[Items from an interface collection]
★ ★ ★ ★

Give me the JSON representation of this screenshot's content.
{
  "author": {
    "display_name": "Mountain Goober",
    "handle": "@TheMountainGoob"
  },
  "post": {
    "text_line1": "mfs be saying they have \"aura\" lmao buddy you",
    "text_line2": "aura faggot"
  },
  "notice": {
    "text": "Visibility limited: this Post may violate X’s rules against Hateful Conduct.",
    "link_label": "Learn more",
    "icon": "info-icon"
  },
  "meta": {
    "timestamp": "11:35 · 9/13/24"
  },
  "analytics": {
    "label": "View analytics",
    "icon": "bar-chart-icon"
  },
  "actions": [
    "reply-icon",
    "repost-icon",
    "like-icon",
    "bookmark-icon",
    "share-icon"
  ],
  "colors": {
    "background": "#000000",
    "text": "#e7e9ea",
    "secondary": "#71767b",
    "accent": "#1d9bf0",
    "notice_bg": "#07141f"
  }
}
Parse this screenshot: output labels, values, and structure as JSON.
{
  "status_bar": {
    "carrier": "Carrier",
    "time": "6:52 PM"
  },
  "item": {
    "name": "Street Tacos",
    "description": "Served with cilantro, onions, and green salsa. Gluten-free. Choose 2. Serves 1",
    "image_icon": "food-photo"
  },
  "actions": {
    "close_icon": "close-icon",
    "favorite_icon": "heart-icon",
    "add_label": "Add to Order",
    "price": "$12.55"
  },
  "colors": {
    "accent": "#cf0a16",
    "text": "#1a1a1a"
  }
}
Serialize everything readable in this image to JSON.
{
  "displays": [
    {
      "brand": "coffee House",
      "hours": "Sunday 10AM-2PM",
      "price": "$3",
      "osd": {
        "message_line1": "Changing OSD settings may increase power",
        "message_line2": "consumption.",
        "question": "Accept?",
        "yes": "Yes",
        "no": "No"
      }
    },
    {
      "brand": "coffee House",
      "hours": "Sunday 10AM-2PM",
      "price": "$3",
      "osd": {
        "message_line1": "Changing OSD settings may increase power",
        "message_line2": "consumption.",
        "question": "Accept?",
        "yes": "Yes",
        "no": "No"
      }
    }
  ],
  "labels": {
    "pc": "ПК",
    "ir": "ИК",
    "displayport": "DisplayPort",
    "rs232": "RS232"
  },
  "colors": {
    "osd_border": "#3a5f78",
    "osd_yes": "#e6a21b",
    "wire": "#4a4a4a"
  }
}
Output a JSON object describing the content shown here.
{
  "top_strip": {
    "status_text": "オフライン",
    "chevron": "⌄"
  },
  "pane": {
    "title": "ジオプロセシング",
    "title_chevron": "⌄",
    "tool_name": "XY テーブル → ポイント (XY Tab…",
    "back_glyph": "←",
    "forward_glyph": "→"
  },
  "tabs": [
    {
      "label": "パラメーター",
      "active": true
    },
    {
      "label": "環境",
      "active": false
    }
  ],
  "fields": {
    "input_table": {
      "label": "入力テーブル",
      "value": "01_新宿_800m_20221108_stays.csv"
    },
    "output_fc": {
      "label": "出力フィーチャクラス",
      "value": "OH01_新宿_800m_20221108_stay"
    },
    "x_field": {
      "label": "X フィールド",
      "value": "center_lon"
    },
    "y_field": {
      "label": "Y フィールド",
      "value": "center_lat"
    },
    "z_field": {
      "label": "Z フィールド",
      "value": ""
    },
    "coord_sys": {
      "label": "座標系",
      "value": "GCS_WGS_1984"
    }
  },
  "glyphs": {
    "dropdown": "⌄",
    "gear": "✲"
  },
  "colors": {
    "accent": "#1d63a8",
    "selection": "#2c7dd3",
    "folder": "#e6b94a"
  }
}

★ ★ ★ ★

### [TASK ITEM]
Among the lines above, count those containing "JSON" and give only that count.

### [SOLVED PROBLEM]
4